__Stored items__
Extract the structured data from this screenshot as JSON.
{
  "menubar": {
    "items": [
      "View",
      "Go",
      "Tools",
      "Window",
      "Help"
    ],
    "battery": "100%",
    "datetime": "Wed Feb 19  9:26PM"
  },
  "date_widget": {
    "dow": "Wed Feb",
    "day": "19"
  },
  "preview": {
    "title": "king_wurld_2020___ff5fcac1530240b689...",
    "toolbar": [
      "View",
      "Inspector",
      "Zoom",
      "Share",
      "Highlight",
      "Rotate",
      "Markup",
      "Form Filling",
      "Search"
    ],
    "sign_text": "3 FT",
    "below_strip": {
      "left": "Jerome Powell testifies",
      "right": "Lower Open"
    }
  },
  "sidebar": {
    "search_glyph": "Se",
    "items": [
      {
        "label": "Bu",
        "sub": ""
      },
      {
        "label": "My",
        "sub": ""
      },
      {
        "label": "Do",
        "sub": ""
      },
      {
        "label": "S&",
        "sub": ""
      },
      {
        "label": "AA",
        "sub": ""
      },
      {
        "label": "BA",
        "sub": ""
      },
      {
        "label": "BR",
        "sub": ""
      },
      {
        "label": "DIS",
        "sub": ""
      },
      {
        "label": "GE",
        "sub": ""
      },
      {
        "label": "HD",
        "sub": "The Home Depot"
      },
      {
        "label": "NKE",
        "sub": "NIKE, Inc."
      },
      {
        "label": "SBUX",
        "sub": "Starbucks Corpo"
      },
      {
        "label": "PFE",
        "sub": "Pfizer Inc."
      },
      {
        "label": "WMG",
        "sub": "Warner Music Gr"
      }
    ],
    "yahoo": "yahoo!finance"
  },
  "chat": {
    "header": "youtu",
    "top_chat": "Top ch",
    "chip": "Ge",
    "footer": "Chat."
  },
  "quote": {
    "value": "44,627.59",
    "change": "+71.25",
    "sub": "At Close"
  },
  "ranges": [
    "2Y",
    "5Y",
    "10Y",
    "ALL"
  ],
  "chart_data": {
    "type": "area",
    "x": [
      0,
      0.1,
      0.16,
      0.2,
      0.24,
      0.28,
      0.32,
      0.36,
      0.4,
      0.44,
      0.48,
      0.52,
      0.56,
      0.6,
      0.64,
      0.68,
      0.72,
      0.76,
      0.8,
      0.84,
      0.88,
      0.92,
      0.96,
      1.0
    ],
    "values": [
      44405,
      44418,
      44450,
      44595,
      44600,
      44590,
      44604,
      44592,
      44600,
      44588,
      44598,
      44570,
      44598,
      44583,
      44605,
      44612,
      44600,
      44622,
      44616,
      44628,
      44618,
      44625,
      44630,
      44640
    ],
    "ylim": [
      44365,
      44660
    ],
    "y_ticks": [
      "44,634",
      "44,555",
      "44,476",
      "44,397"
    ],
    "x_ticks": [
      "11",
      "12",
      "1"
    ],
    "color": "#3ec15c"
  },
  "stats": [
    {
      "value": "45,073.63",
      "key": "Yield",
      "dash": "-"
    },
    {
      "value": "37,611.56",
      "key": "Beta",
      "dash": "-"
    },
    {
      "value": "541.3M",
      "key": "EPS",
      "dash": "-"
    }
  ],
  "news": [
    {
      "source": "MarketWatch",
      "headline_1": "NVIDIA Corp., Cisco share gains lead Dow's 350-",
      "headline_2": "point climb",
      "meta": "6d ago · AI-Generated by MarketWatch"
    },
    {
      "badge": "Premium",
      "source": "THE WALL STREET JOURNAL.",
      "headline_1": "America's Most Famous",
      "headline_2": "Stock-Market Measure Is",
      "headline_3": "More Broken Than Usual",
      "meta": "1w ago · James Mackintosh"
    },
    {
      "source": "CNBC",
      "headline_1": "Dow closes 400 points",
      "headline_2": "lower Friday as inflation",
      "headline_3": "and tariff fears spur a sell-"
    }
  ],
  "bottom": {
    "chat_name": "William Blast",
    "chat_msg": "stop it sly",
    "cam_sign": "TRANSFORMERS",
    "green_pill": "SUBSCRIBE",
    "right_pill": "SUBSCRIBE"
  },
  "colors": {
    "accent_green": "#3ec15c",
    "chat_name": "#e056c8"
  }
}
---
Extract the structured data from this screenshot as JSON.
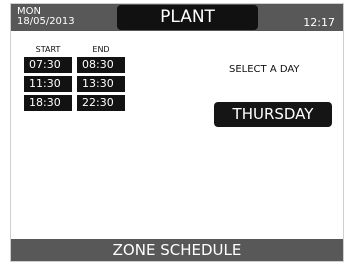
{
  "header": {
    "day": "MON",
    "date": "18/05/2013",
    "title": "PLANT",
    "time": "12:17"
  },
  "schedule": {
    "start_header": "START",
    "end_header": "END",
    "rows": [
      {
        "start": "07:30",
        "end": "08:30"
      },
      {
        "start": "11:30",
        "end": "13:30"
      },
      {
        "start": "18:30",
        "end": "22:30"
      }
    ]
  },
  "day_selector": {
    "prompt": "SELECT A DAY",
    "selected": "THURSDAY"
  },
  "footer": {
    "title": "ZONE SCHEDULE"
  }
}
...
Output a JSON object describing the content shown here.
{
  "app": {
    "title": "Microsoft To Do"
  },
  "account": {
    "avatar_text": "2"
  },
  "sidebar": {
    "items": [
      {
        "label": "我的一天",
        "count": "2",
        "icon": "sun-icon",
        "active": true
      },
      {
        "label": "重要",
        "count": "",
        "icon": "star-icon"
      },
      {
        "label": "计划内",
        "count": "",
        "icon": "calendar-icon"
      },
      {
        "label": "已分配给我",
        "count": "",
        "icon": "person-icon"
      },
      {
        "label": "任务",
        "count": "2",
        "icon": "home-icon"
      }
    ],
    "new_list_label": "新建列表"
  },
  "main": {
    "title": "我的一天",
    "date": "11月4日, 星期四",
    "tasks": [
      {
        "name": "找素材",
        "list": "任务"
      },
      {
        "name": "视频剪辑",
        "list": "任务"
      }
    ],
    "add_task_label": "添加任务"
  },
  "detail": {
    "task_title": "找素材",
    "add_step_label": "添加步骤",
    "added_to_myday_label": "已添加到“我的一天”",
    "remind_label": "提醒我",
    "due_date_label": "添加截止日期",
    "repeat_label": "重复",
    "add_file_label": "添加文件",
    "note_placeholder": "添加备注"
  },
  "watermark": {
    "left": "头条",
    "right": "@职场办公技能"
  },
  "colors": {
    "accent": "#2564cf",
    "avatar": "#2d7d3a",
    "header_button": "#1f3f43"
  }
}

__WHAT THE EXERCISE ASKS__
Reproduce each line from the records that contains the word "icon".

__RESULT BELOW__
        "icon": "sun-icon",
        "icon": "star-icon"
        "icon": "calendar-icon"
        "icon": "person-icon"
        "icon": "home-icon"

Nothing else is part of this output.